Since then, two training conferences a year have taken place. During this time, Shadrach has translated several of the Christianity Explored materials into Luganda, Swahili, Kirundi and several tribal languages. He also developed the Kiwoko Bible Institute (a type of Cornhill Training Course), in which he embedded Christianity Explored. The Institute trains hundreds of gospel workers, who have taken CE everywhere they go to lead gospel work and to train others in the use of the course. An early graduate of Kiwoko Bible Institute was Sam Oyirwoth. Together these two brothers now lead the work in East Africa, with Jim as the overall regional coordinator.
Now Christianity Explored is used across Uganda by churches – in their buildings, in homes and cafes, in schools and universities, in hospitals and prisons. Shadrach and Sam have witnessed the impact of the gospel on pastors and leaders as their confidence in the power of God’s Word is renewed and strengthened. It is also seen in students and young people as they learn to live a cross-shaped life, and the thousands of unbelievers, nominal Christians and Muslims who have discovered – through Christianity Explored – exactly who Jesus is, why he came and what it means to follow him.
Snapshot of growth
I have just recently returned from the West Nile region of Uganda, at the end of a three-year training commitment there. Sam Oyirwoth reports that 52 youth leaders trained in CE are reaching more than 160 schools, each with at least 400 students. 330 ‘lay readers’ functioning as pastors in local congregations have been trained and are using the courses among the 40,000 people for whom they have combined responsibility.
These results are a snapshot of how the work is growing across the whole of East Africa. So we look back in amazement at how the Lord has brought us the key people and the necessary funding, all of which was needed before the gospel could spread and strengthen in East Africa. And we thank God for their passion, humility and consistency of life and ministry.
We should also be encouraged and challenged by how God chooses to use his people, and make sure we are part of it. In particular, might there be another Jim and his wife out there right now – at a point in their lives when they could up sticks and serve in a new realm? Even where the comforts are so few and the need is so great?
How about you?
Might there be another John – someone who is passionate enough about Christianity Explored to see its potential in other regions and who wants to put a copy into a new pair of hands? And then watches what God does, supporting that expansion prayerfully and financially?
Might there be another Brian – someone who cultivated an informed interest in one particular aspect of the ministry, and gave his time and his resources to travel and train, to serve and encourage the brothers?
Might there be another Stephen – someone who offered his time and gifts in delivering training?

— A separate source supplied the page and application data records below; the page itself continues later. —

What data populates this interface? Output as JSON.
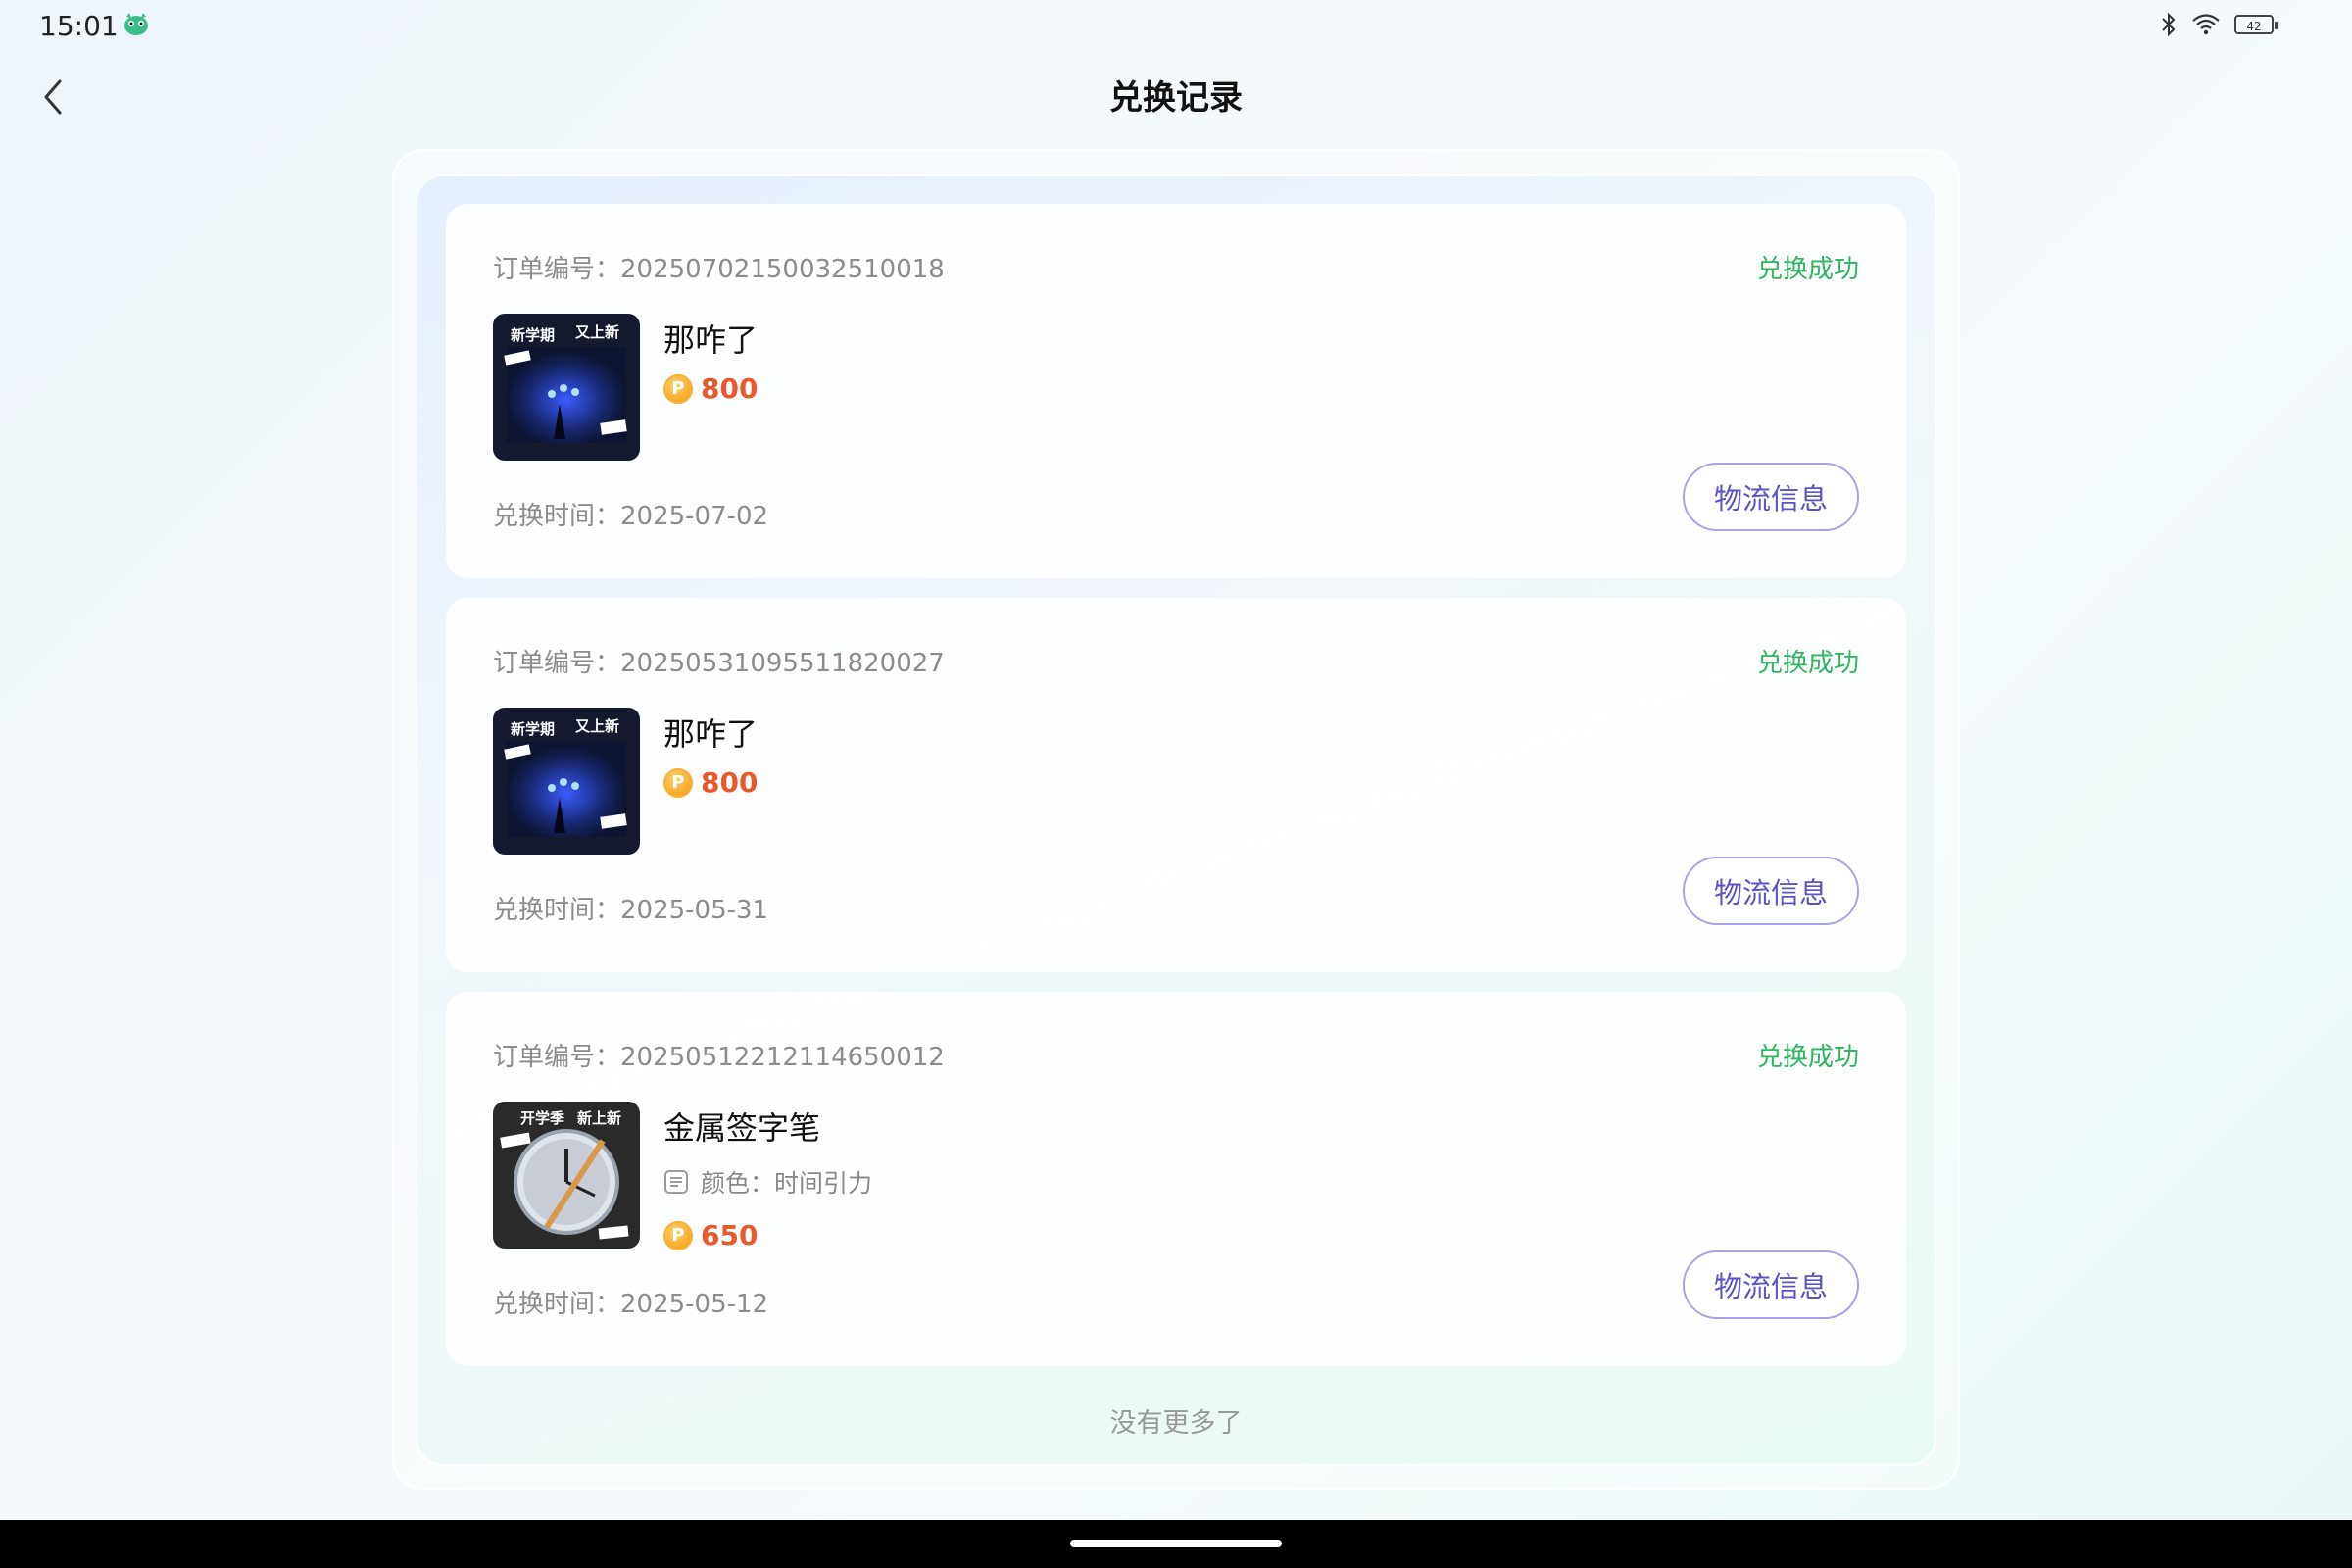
{
  "status_bar": {
    "time": "15:01",
    "battery": "42",
    "icons": [
      "app-mascot-icon",
      "bluetooth-icon",
      "wifi-icon",
      "battery-icon"
    ]
  },
  "header": {
    "title": "兑换记录",
    "back_icon": "chevron-left-icon"
  },
  "orders": [
    {
      "order_no": "订单编号：20250702150032510018",
      "status": "兑换成功",
      "product_name": "那咋了",
      "spec": "",
      "price": "800",
      "time": "兑换时间：2025-07-02",
      "button": "物流信息",
      "thumb_text": [
        "新学期",
        "又上新"
      ]
    },
    {
      "order_no": "订单编号：20250531095511820027",
      "status": "兑换成功",
      "product_name": "那咋了",
      "spec": "",
      "price": "800",
      "time": "兑换时间：2025-05-31",
      "button": "物流信息",
      "thumb_text": [
        "新学期",
        "又上新"
      ]
    },
    {
      "order_no": "订单编号：20250512212114650012",
      "status": "兑换成功",
      "product_name": "金属签字笔",
      "spec": "颜色：时间引力",
      "price": "650",
      "time": "兑换时间：2025-05-12",
      "button": "物流信息",
      "thumb_text": [
        "开学季",
        "新上新"
      ]
    }
  ],
  "footer": {
    "no_more": "没有更多了"
  },
  "colors": {
    "status_success": "#2fb45f",
    "price": "#e85a2a",
    "button_text": "#5a52c8",
    "button_border": "#a8a3e8"
  }
}
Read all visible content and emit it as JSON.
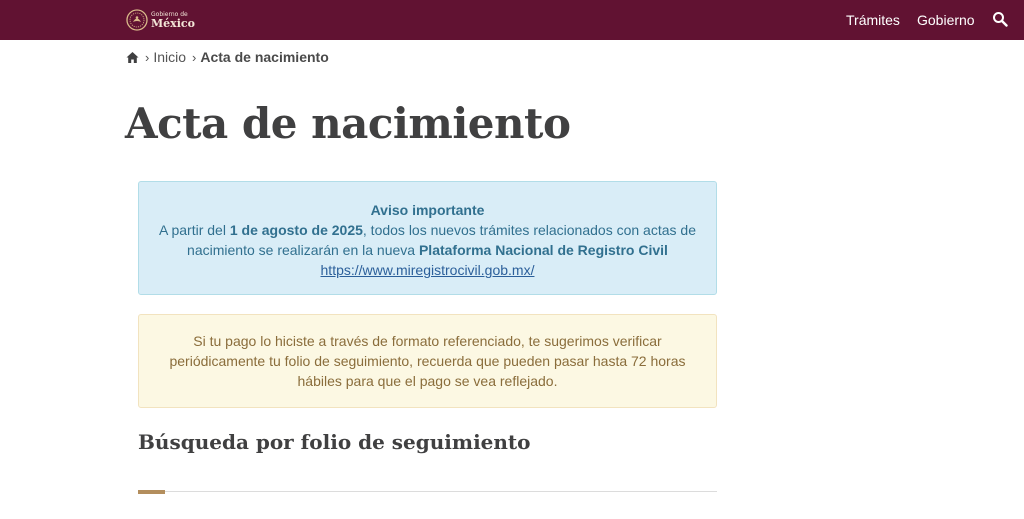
{
  "header": {
    "logo": {
      "line1": "Gobierno de",
      "line2": "México"
    },
    "nav": [
      {
        "label": "Trámites"
      },
      {
        "label": "Gobierno"
      }
    ],
    "icons": {
      "search": "search-icon",
      "emblem": "coat-of-arms-icon"
    },
    "colors": {
      "background": "#611232"
    }
  },
  "breadcrumb": {
    "home_icon": "home-icon",
    "items": [
      {
        "label": "Inicio"
      },
      {
        "label": "Acta de nacimiento"
      }
    ]
  },
  "page": {
    "title": "Acta de nacimiento"
  },
  "alert_info": {
    "title": "Aviso importante",
    "text_before": "A partir del ",
    "date": "1 de agosto de 2025",
    "text_middle": ", todos los nuevos trámites relacionados con actas de nacimiento se realizarán en la nueva ",
    "platform": "Plataforma Nacional de Registro Civil",
    "link": "https://www.miregistrocivil.gob.mx/"
  },
  "alert_warning": {
    "text": "Si tu pago lo hiciste a través de formato referenciado, te sugerimos verificar periódicamente tu folio de seguimiento, recuerda que pueden pasar hasta 72 horas hábiles para que el pago se vea reflejado."
  },
  "section": {
    "title": "Búsqueda por folio de seguimiento"
  },
  "colors": {
    "brand": "#611232",
    "accent": "#b38e5d",
    "info_bg": "#d9edf7",
    "warning_bg": "#fcf8e3"
  }
}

And who, as a church leader, saw the strategic value of what we were doing and encouraged his church mission team to contribute to Christianity Explored ?
The Scotsman, Englishman and the three Irishmen would all agree with the Psalmist in Psalm 115: ‘Not to us, O LORD, not to us, but to your name give glory, for the sake of your steadfast love and your faithfulness!’